Quantitative 4D Cardiac PET Image Reconstruction Methods for Image quality Improvement and Quantitative Cardiac Motion Estimation
Speaker:Prof. Benjamin M. W. TSUI
Department of Radiology and Radiological Science
Johns Hopkins University, USA
Date & Time:19 Nov 2015 (Thursday) 11:30 - 12:30
Organized by:Department of Electrical and Computer Engineering
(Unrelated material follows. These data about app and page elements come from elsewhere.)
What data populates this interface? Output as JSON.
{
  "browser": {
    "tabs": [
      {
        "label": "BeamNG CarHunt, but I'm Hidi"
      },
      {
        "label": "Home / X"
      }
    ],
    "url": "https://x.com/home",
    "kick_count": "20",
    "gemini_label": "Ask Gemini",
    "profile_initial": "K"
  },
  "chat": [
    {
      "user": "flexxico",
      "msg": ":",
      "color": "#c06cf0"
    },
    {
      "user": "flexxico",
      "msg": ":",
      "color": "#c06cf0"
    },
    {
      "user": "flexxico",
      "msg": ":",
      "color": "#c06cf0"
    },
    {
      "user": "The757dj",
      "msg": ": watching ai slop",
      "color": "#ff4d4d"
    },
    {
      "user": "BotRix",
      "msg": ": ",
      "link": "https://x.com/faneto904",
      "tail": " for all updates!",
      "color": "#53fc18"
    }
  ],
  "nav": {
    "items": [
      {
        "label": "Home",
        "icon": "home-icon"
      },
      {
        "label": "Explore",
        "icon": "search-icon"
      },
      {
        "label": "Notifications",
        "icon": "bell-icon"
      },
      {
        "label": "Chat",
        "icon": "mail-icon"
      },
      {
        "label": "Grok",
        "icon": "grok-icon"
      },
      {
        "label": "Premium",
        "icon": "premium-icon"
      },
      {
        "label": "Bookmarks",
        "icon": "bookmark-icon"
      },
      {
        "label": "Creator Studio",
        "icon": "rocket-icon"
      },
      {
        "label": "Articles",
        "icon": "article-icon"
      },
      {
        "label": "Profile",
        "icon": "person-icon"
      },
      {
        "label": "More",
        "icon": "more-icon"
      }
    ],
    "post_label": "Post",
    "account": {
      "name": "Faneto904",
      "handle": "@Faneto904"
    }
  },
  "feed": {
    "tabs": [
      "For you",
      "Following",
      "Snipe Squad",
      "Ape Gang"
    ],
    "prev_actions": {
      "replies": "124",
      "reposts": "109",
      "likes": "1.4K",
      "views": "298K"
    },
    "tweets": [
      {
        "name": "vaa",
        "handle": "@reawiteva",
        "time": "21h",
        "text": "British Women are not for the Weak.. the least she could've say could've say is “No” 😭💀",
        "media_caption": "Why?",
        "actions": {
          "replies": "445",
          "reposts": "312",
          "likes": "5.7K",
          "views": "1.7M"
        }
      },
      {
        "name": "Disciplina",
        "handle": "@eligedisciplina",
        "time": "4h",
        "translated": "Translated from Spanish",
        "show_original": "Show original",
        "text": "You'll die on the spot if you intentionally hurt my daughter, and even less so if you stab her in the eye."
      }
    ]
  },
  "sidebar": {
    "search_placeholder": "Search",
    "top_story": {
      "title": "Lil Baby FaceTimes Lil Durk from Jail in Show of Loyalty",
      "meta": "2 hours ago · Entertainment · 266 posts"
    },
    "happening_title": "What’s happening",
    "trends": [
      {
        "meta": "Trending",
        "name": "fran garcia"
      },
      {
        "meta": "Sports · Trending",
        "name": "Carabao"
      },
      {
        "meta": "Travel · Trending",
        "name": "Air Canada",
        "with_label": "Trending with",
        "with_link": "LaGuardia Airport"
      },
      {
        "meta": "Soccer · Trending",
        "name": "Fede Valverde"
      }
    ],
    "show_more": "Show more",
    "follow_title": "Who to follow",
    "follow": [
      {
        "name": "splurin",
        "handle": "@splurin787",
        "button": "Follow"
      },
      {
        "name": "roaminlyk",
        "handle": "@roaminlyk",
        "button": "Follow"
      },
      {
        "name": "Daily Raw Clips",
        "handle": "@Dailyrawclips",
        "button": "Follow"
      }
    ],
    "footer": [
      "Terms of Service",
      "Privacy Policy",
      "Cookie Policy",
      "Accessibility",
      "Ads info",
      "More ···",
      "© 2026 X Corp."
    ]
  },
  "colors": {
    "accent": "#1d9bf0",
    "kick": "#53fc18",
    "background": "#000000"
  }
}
Quantitative four-dimensional (4D) image reconstruction methods with respiratory and cardiac motion compensation are an active area of research in ECT imaging, including SPECT and PET. They are extensions of three-dimensional (3D) statistical image reconstruction methods with iterative algorithms that incorporate accurate models of the imaging process, to include additional models of the respiratory and cardiac motion of the patient. We describe respiratory motion estimation and gating methods based on patient PET list-mode data. The estimated respiratory motion is applied to the respiratory gated data to reduce respiratory motion blur. The gated cardiac images derived from the list-model data are used to estimate cardiac motion. They are then used in the cardiac gated images summing the motion-transformed cardiac gated images for significant reduction in the gated images noise. Dual respiratory and cardiac motion compensation is achieved by combining the respiratory and cardiac motion compensation steps. The results are further significant improvements of the 4D gated cardiac PET images. The much improved gated cardiac PET image quality increases the visibility of anatomical details of the heart, which can be explored to provide more accurate estimation of the cardiac motion vector field and cardiac contractility. Results from simulated studies using the 4D XCAT phantom with realistic anatomical structures and respiratory and cardiac motions, and clinical cardiac-gated 18FDG and 13NH3 myocardial perfusion (MP) PET studies demonstrate the effectiveness of the 4D image reconstruction methods.


Prof. Benjamin M. W. Tsui, A.M., Ph.D. is currently a Professor of Radiology with joint appointments in Electrical and Computer Engineering, Biomedical Engineering and Environment Health Sciences and the Director, Division of Medical Imaging Physics, Department of Radiology at the Johns Hopkins University. His research interests include medical imaging physics of SPECT, PET and CT, computer generated phantoms, computer simulation techniques, quantitative analytical and statistical 3D and 4D image reconstruction methods, image quality evaluation using model and human observers, cardiac and respiratory motion compensation, multi-modality SPECT/CT, PET/CT, SPECT/MR and PET/MR imaging, and preclinical small animal imaging instrumentation and techniques. He has over 300 publications and is a fellow of the IEEE, IOP and AIMBE and member of AAPM, SNMMI, ASNC, and WMIS